Materials provided Block Start

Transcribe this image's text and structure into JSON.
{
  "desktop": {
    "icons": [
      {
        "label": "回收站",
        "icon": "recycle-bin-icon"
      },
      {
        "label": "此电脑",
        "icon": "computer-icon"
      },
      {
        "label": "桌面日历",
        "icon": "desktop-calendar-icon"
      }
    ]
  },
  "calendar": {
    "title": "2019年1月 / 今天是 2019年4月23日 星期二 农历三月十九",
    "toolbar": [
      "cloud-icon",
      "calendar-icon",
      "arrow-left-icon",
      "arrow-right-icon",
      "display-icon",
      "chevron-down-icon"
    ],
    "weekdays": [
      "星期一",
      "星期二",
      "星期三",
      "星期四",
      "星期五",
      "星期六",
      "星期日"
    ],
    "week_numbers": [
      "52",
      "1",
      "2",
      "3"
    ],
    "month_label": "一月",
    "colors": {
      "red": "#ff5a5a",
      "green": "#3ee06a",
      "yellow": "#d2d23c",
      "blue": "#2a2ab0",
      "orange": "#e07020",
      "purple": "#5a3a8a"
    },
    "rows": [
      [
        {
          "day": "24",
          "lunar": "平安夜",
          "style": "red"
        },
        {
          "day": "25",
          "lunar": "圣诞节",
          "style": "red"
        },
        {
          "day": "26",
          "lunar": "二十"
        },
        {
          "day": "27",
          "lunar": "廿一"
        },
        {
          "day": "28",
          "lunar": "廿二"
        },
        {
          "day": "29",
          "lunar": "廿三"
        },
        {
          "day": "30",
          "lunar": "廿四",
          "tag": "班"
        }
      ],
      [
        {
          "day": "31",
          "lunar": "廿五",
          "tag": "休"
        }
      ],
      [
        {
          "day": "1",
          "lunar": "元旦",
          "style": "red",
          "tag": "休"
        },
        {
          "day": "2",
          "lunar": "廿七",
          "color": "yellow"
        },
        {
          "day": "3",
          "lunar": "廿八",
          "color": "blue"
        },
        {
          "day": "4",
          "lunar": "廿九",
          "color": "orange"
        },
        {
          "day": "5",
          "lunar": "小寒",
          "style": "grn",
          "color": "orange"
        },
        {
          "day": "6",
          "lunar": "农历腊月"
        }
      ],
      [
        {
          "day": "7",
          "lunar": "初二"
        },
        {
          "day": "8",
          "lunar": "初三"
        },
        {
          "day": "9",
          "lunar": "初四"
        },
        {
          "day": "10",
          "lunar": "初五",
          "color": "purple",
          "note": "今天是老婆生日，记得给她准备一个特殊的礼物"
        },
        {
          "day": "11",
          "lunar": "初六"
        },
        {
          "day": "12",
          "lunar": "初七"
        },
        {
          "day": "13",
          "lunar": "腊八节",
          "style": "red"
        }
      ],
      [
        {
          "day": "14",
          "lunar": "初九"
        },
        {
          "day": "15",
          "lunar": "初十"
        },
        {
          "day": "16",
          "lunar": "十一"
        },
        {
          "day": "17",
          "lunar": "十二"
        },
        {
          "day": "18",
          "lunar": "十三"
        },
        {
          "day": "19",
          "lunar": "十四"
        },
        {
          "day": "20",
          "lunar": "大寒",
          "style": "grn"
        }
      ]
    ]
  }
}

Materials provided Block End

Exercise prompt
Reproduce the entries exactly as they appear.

Answer to the problem
Transcribe this image's text and structure into JSON.
{
  "desktop": {
    "icons": [
      {
        "label": "回收站",
        "icon": "recycle-bin-icon"
      },
      {
        "label": "此电脑",
        "icon": "computer-icon"
      },
      {
        "label": "桌面日历",
        "icon": "desktop-calendar-icon"
      }
    ]
  },
  "calendar": {
    "title": "2019年1月 / 今天是 2019年4月23日 星期二 农历三月十九",
    "toolbar": [
      "cloud-icon",
      "calendar-icon",
      "arrow-left-icon",
      "arrow-right-icon",
      "display-icon",
      "chevron-down-icon"
    ],
    "weekdays": [
      "星期一",
      "星期二",
      "星期三",
      "星期四",
      "星期五",
      "星期六",
      "星期日"
    ],
    "week_numbers": [
      "52",
      "1",
      "2",
      "3"
    ],
    "month_label": "一月",
    "colors": {
      "red": "#ff5a5a",
      "green": "#3ee06a",
      "yellow": "#d2d23c",
      "blue": "#2a2ab0",
      "orange": "#e07020",
      "purple": "#5a3a8a"
    },
    "rows": [
      [
        {
          "day": "24",
          "lunar": "平安夜",
          "style": "red"
        },
        {
          "day": "25",
          "lunar": "圣诞节",
          "style": "red"
        },
        {
          "day": "26",
          "lunar": "二十"
        },
        {
          "day": "27",
          "lunar": "廿一"
        },
        {
          "day": "28",
          "lunar": "廿二"
        },
        {
          "day": "29",
          "lunar": "廿三"
        },
        {
          "day": "30",
          "lunar": "廿四",
          "tag": "班"
        }
      ],
      [
        {
          "day": "31",
          "lunar": "廿五",
          "tag": "休"
        }
      ],
      [
        {
          "day": "1",
          "lunar": "元旦",
          "style": "red",
          "tag": "休"
        },
        {
          "day": "2",
          "lunar": "廿七",
          "color": "yellow"
        },
        {
          "day": "3",
          "lunar": "廿八",
          "color": "blue"
        },
        {
          "day": "4",
          "lunar": "廿九",
          "color": "orange"
        },
        {
          "day": "5",
          "lunar": "小寒",
          "style": "grn",
          "color": "orange"
        },
        {
          "day": "6",
          "lunar": "农历腊月"
        }
      ],
      [
        {
          "day": "7",
          "lunar": "初二"
        },
        {
          "day": "8",
          "lunar": "初三"
        },
        {
          "day": "9",
          "lunar": "初四"
        },
        {
          "day": "10",
          "lunar": "初五",
          "color": "purple",
          "note": "今天是老婆生日，记得给她准备一个特殊的礼物"
        },
        {
          "day": "11",
          "lunar": "初六"
        },
        {
          "day": "12",
          "lunar": "初七"
        },
        {
          "day": "13",
          "lunar": "腊八节",
          "style": "red"
        }
      ],
      [
        {
          "day": "14",
          "lunar": "初九"
        },
        {
          "day": "15",
          "lunar": "初十"
        },
        {
          "day": "16",
          "lunar": "十一"
        },
        {
          "day": "17",
          "lunar": "十二"
        },
        {
          "day": "18",
          "lunar": "十三"
        },
        {
          "day": "19",
          "lunar": "十四"
        },
        {
          "day": "20",
          "lunar": "大寒",
          "style": "grn"
        }
      ]
    ]
  }
}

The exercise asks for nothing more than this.